▸ **Aim of the task**:
Give back every entry precisely as written, without any of the images.

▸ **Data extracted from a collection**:

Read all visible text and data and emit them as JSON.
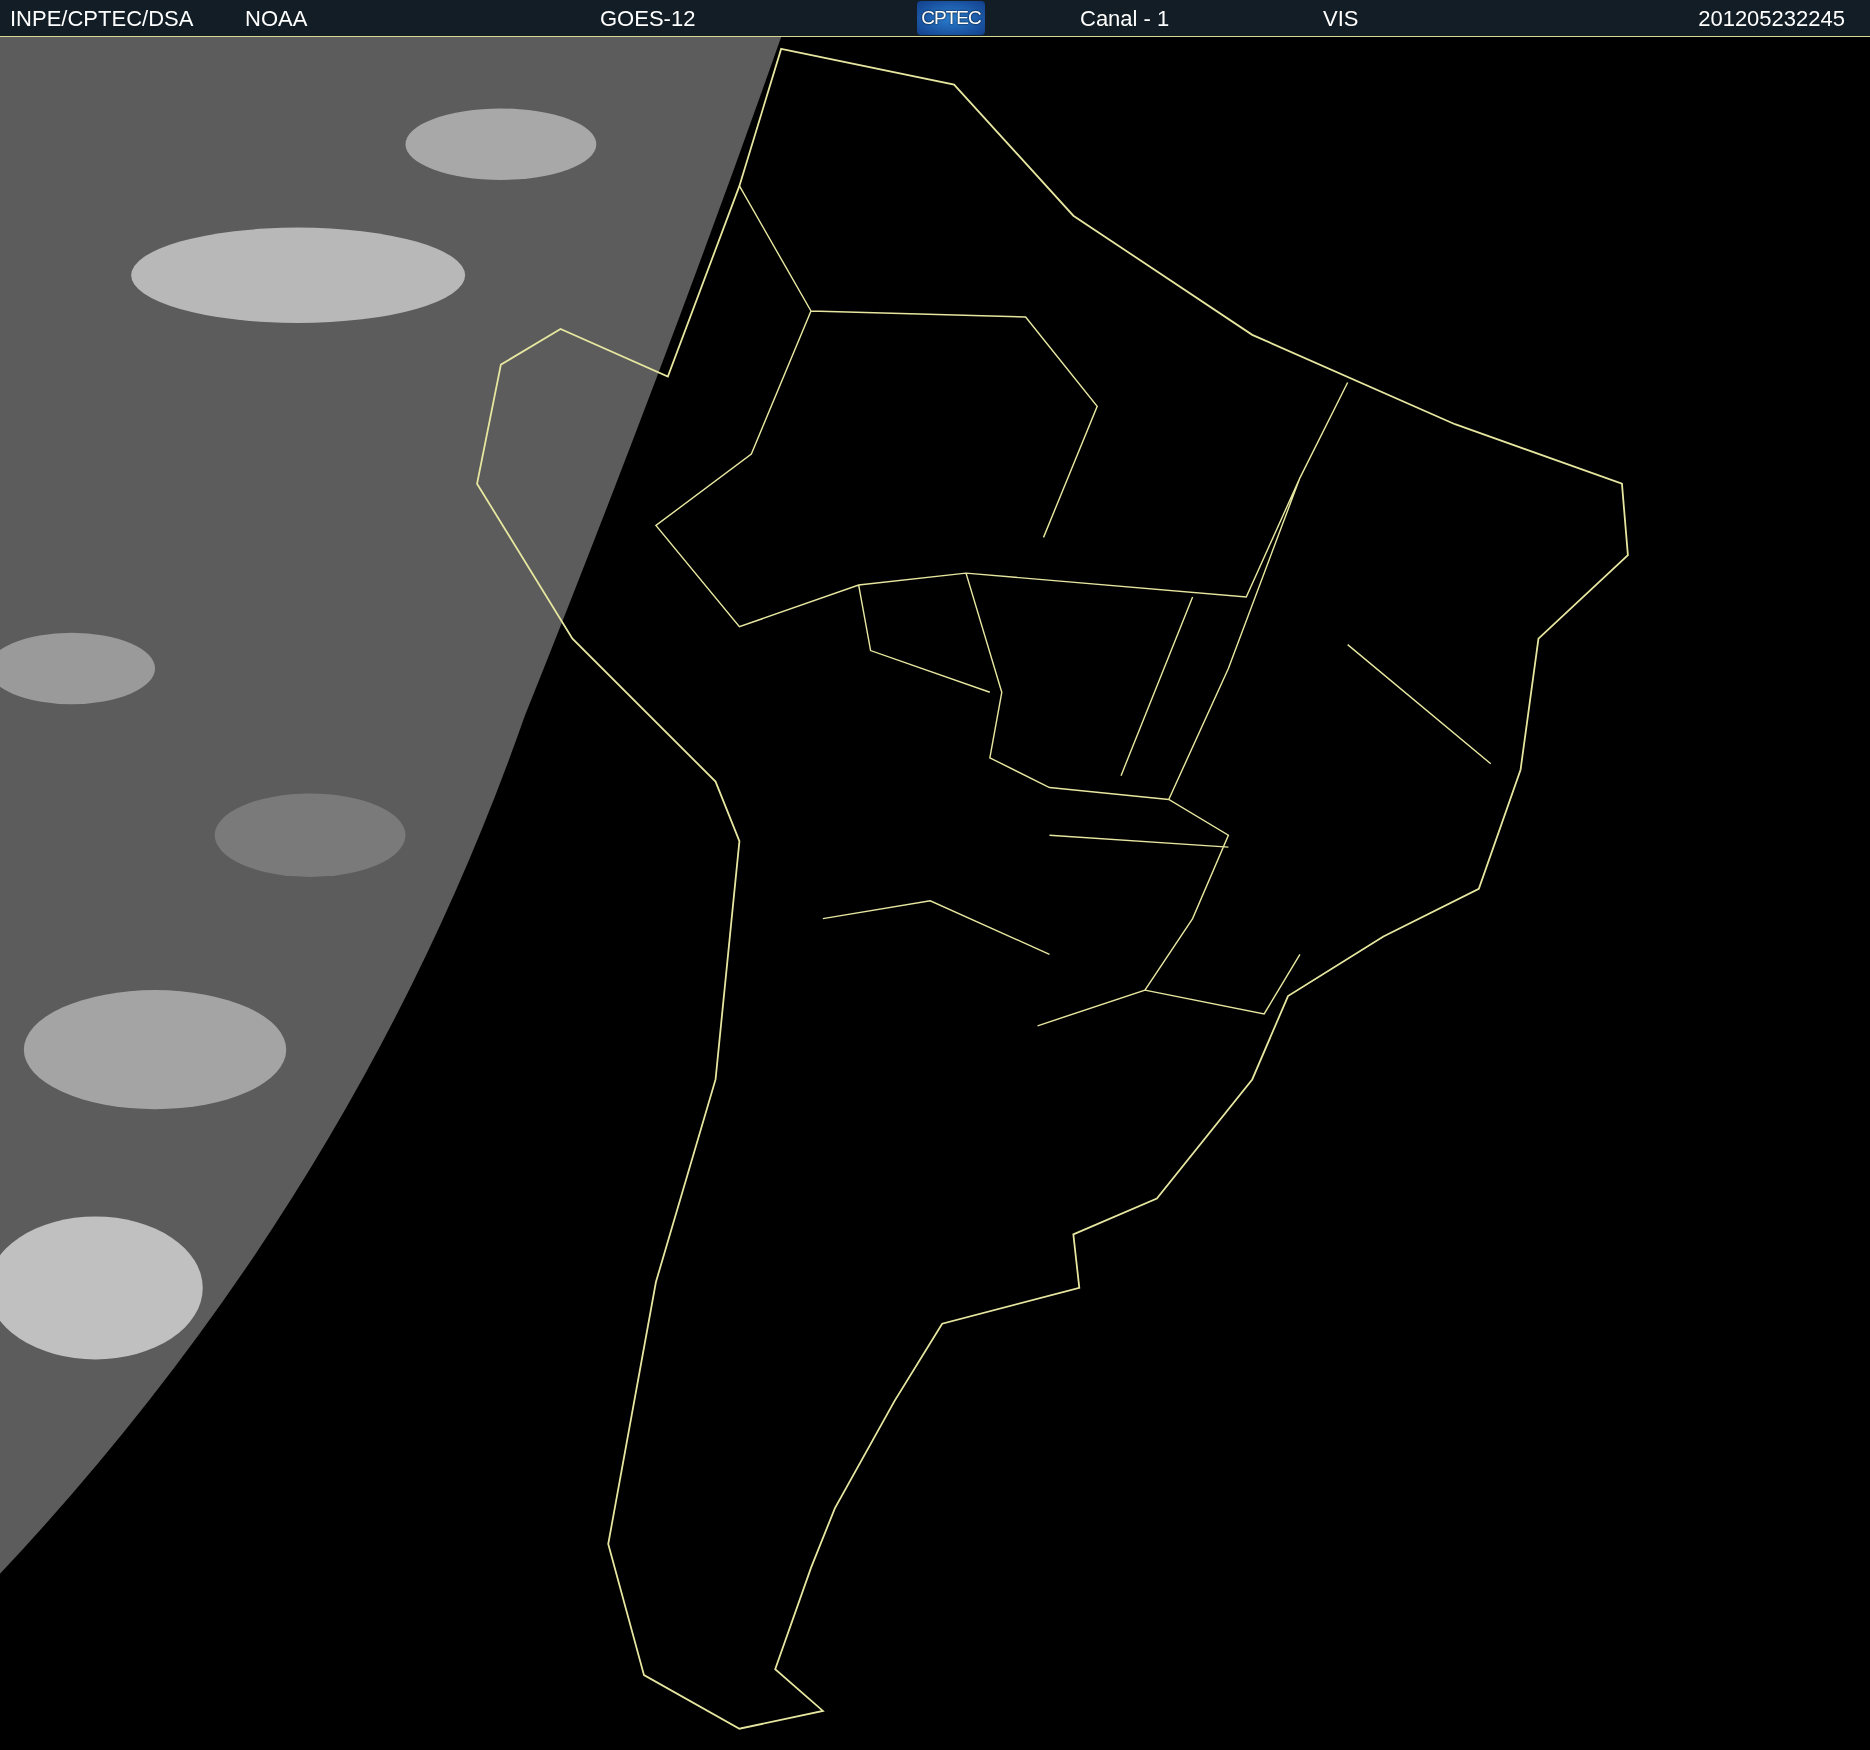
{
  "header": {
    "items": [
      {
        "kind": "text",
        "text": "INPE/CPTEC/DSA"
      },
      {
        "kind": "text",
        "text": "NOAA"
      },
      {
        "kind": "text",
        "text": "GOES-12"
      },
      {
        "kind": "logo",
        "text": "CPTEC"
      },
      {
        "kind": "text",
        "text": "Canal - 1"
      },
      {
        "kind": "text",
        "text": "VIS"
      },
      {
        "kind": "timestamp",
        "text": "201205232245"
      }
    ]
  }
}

▸ **Output for this exercise**:
Read all visible text and data and emit them as JSON.
{
  "header": {
    "items": [
      {
        "kind": "text",
        "text": "INPE/CPTEC/DSA"
      },
      {
        "kind": "text",
        "text": "NOAA"
      },
      {
        "kind": "text",
        "text": "GOES-12"
      },
      {
        "kind": "logo",
        "text": "CPTEC"
      },
      {
        "kind": "text",
        "text": "Canal - 1"
      },
      {
        "kind": "text",
        "text": "VIS"
      },
      {
        "kind": "timestamp",
        "text": "201205232245"
      }
    ]
  }
}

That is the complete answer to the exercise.